9 July - 4 September 2022
Written by Leonor Veiga
Entang Wiharso (b. 1967, Tegal, Central Java) confronts the universal issues of power, loss, and love through investigations of ideology, philosophy, and identity. Particularly known for his large-scale paintings, wall sculptures, and installations, his work heightens our ability to perceive, feel and understand human experiences centered on love, hate, fanaticism, belonging, and home. Wiharso’s work is layered with social, political, and sexual critique, revealing a complex picture of the human condition by integrating narrative tools and placing unconventional materials together.
A 2019 Guggenheim Fellowship recipient who maintains studios in the U.S. and Indonesia, Wiharso’s research activities were cut short by the Covid crisis and he returned to isolate and work in his Rhode Island studio. He developed a distinctive use of glitter to create lush, detailed surfaces that draw viewers in while offering biting, humorous and poignant commentary. The exhibition Double Horizon features Wiharso’s newest works along with select works from the past three decades. The selection of works focuses on the duality of cultures and experiences in his two homelands—Indonesia and America.

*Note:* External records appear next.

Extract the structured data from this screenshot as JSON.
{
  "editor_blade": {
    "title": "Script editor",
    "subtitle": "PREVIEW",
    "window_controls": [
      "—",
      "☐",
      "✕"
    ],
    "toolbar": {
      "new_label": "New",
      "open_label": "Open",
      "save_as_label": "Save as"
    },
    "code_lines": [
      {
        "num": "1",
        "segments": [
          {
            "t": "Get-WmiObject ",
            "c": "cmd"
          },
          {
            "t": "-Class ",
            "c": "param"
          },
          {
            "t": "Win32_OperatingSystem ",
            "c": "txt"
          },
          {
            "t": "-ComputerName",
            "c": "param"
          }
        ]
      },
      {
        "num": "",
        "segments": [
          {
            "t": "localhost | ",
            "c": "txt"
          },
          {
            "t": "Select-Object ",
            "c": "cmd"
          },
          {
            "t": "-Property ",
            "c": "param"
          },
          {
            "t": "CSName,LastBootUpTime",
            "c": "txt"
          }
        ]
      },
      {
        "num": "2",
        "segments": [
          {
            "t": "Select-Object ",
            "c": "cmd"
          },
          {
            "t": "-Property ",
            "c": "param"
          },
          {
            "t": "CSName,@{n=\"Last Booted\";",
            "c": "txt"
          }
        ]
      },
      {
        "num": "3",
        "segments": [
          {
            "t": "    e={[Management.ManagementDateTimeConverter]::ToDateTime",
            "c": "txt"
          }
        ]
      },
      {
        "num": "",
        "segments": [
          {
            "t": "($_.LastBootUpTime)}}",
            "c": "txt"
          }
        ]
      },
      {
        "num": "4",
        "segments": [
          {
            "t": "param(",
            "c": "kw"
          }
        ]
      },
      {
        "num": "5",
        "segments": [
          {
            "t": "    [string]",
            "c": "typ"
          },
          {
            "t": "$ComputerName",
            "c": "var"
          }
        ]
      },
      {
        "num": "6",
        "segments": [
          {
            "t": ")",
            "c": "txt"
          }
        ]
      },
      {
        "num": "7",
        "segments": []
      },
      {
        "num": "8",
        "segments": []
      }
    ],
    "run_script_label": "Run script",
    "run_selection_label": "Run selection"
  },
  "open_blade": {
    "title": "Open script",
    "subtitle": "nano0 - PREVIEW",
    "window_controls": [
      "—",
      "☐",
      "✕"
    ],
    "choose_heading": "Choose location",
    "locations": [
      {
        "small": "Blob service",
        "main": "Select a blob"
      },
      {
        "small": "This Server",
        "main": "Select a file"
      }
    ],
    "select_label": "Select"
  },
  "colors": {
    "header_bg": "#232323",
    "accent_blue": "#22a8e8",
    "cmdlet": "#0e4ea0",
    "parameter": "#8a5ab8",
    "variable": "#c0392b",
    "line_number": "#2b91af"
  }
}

Wiharso states, “This exhibition is a way to see and re-present my artistic practice over a span of three decades. I believe Art is knowledge and we should share it with others. Having spent significant portions of the last three decades outside the city of Jogja working in the national and international arena, I want to share this exhibition with the Jogja community where I have lived and worked.” Wiharso notes, “The ideas underpinning this body of work reverberate across geographic and national boundaries, but are rooted in an awareness of the land and horizon as witness to history, immune to our trials and tribulations.”
Key motifs in his work–cars, floating islands, the night sky, vast landscapes–are stages upon which a narrative about history, geography, and family are presented. He looks at the land and seas as a site of history, migration, and trade and considers the personal reasons and motivating factors that shape social systems, interconnections, and conflicts that still impact us today. The tableaux of the family reflect a timeline of events unfolding over generations and is a narrative about conflict and compromise, examining how external pressures and expectations unfold within private relationships and communities.